Many Christians, including Roman Catholics, use a special gesture called the sign of the cross when praying. This is an ancient practice dating to the earliest years of the Church and probably began as part of the baptismal rite when the church leader would mark the foreheads of the newly baptized with the shape of a cross. The 2nd-century Christian teacher, Tertullian, writes about the gesture as a regular devotional practice. “At every forward step and movement, at every going in and out, when we put on our clothes and shoes, when we bathe, when we sit at table, when we light the lamps, on couch, on seat, in all the ordinary actions of daily life, we trace upon the forehead the sign.”
Roman Catholics make the sign of the cross in many situations. When they enter a church building, there is usually a small font of holy water, and they will dip their fingers in the water and make the sign of the cross. This reminds them of their baptismal vows and prepares them to enter worship. Many also use the sign of the cross after saying a prayer of thanksgiving before a meal, when they arise in the morning, and when they go to bed at night.
Early Christian writers commended the practice of making the sign of the cross, for the Cross was the great act of God by which evil was defeated. In tracing the sign over the head or the heart, the believer claims the work of Christ for him or herself and wards off evil. Cyril of Jerusalem, a 4th-century theologian, wrote, “Be the Cross our seal made with boldness by our fingers on our brow, and on everything; over the bread we eat, and the cups we drink; in our comings in, and goings out; before our sleep, when we lie down and when we rise up; when we are in the way, and when we are still. Great is that preservative; it is without price, for the sake of the poor; without toil, for the sick; since also its grace is from God. It is the Sign of the faithful, and the dread of devils.”
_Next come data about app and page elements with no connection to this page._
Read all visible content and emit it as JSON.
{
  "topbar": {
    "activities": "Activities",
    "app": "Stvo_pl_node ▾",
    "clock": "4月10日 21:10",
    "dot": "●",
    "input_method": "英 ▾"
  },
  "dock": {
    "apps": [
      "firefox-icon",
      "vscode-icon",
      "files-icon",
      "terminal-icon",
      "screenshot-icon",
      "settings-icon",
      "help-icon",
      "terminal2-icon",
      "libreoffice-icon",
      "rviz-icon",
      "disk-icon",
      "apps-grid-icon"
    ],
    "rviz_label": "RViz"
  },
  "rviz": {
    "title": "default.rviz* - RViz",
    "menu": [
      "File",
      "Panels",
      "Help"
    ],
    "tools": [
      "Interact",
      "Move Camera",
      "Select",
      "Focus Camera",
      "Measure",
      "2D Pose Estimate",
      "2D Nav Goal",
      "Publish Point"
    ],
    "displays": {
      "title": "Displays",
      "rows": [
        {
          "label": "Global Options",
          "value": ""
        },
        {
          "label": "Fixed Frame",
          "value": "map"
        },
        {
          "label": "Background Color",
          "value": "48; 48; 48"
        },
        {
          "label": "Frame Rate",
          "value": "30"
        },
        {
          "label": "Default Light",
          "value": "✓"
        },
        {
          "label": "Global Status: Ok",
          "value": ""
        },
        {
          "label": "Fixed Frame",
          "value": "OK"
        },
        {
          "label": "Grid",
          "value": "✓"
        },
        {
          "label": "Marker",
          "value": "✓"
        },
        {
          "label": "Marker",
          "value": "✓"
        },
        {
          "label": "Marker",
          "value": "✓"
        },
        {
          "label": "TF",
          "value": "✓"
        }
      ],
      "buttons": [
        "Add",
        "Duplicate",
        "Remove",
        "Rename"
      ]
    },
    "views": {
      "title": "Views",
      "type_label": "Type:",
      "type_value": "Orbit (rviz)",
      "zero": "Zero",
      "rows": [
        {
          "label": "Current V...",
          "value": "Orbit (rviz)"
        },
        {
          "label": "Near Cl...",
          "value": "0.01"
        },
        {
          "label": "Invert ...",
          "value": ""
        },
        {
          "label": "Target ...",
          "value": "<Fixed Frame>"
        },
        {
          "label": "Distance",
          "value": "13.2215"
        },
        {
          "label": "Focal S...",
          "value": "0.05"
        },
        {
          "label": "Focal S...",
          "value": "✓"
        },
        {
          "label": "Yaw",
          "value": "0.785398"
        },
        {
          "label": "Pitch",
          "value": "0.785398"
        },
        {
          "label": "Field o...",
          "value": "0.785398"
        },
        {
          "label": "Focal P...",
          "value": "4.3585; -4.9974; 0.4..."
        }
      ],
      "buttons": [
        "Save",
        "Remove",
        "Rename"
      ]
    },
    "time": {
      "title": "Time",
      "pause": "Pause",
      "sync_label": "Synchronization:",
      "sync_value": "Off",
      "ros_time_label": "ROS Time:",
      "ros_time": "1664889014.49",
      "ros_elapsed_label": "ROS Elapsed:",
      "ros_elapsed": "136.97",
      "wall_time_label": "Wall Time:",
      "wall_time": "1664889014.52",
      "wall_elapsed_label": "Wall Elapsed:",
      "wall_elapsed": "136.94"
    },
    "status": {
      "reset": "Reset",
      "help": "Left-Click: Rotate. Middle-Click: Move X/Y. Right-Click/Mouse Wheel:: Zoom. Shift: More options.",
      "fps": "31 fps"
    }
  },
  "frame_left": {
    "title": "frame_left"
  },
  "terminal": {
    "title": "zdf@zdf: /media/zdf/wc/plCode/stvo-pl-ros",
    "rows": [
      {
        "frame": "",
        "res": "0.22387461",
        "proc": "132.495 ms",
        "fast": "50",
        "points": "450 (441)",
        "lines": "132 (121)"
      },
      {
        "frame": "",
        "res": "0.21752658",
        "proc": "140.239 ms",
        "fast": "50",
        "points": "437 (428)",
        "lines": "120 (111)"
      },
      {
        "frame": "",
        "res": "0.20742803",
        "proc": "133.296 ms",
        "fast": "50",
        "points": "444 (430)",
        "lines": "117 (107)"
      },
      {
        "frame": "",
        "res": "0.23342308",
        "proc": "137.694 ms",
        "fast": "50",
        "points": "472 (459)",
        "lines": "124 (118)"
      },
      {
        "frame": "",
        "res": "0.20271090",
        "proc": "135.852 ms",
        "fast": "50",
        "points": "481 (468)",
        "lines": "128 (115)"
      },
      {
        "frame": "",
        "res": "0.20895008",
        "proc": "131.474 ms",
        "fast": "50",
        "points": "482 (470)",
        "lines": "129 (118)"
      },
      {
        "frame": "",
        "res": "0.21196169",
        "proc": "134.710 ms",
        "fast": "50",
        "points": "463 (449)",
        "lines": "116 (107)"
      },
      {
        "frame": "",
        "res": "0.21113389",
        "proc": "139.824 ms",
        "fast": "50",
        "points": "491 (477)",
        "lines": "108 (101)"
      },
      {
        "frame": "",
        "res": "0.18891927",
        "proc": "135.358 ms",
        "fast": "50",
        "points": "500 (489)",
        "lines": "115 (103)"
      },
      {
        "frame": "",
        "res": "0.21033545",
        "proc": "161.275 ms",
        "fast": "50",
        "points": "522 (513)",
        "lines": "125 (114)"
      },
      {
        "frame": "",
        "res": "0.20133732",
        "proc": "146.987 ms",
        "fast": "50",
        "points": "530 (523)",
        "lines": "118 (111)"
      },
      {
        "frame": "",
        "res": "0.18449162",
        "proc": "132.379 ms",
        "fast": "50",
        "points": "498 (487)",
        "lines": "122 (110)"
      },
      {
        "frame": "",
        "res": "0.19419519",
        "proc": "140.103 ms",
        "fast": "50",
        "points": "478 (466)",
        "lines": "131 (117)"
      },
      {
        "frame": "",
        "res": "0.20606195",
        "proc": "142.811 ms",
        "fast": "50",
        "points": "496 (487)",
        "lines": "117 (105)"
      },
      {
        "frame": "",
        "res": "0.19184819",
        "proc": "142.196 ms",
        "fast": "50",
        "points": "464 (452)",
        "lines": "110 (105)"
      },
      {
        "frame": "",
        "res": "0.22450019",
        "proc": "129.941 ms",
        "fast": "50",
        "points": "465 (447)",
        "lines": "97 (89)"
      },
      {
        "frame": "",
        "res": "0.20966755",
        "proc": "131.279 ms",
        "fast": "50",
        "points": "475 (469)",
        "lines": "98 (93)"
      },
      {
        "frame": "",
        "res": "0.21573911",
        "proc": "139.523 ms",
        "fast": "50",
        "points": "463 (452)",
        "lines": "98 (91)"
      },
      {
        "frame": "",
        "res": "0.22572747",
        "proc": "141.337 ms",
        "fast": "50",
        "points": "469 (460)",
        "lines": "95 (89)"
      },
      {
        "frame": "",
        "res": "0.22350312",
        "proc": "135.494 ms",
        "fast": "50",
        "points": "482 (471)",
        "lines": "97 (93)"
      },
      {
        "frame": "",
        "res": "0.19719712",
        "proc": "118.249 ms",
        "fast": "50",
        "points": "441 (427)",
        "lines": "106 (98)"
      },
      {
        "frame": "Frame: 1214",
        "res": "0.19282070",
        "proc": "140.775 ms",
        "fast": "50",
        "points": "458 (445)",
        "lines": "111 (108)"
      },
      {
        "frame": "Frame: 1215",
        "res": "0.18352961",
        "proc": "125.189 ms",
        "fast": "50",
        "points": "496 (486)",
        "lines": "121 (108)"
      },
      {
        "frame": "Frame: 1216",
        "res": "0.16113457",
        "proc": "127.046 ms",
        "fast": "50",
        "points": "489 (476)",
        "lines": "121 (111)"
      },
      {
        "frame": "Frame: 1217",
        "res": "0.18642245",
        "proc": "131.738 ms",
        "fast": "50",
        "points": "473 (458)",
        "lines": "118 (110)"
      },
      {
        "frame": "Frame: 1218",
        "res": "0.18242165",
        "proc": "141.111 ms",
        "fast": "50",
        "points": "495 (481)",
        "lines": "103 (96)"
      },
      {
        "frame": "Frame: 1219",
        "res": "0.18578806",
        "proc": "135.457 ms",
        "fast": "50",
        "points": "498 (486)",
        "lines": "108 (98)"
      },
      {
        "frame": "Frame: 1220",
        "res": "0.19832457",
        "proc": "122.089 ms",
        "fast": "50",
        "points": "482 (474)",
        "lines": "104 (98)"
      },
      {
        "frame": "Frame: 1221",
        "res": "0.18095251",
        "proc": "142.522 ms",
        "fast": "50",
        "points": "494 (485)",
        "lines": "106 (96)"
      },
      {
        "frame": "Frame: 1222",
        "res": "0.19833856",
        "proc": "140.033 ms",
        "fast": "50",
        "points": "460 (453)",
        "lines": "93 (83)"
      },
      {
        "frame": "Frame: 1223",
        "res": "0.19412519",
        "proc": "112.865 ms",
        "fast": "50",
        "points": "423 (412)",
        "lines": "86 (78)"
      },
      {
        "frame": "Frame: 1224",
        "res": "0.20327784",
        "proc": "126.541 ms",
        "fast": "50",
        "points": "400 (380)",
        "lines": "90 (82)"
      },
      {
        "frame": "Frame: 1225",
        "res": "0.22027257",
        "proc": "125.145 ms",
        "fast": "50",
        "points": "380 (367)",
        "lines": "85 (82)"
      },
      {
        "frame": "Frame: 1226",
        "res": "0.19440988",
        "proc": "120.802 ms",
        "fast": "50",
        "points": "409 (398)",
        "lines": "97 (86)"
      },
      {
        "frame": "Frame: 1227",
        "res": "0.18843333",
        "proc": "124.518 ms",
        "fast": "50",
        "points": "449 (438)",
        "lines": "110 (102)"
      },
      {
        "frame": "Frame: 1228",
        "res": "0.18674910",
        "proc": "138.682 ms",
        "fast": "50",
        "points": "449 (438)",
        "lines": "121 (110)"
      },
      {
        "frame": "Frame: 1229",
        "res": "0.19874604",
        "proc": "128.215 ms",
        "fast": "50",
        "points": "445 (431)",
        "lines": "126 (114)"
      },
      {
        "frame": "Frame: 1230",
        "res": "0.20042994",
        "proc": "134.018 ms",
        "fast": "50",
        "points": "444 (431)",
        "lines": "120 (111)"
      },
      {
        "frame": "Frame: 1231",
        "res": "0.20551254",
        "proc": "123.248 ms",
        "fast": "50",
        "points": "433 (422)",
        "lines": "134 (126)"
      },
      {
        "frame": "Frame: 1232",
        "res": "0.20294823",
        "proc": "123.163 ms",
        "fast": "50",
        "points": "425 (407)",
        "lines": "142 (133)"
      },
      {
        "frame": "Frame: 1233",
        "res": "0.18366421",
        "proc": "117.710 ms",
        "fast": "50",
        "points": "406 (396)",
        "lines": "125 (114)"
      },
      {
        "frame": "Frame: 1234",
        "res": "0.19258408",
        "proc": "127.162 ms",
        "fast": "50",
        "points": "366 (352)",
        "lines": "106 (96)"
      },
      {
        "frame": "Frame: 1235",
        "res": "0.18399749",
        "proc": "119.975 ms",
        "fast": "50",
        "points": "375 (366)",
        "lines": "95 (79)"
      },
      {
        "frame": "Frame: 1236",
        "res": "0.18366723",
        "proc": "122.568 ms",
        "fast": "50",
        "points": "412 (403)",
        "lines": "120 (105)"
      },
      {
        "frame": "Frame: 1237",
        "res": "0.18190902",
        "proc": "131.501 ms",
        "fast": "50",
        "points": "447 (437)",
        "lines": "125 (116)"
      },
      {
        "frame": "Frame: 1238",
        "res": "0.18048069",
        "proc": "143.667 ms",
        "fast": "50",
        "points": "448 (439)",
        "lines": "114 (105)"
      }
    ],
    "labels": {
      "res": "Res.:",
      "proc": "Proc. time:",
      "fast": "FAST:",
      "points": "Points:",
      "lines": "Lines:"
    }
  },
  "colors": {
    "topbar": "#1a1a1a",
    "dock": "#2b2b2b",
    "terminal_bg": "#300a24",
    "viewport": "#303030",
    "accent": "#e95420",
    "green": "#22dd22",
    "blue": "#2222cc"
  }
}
Since that time, making the sign of the cross has been a big part of most liturgical traditions, including Roman Catholic, Orthodox, Anglican, Lutheran, and some Methodist communities. Most Evangelicals, Pentecostals, and Reformed Christians do not use the gesture. Over the years, the gesture has expanded to a large tracing of the cross made over the head and chest. The believer begins at the forehead, moves down to the chest, then to the left shoulder and then to the right. It is usually accompanied by the words “In the Name of the Father and of the Son and of the Holy Spirit. Amen.”
2/16/2021 2:06:36 PM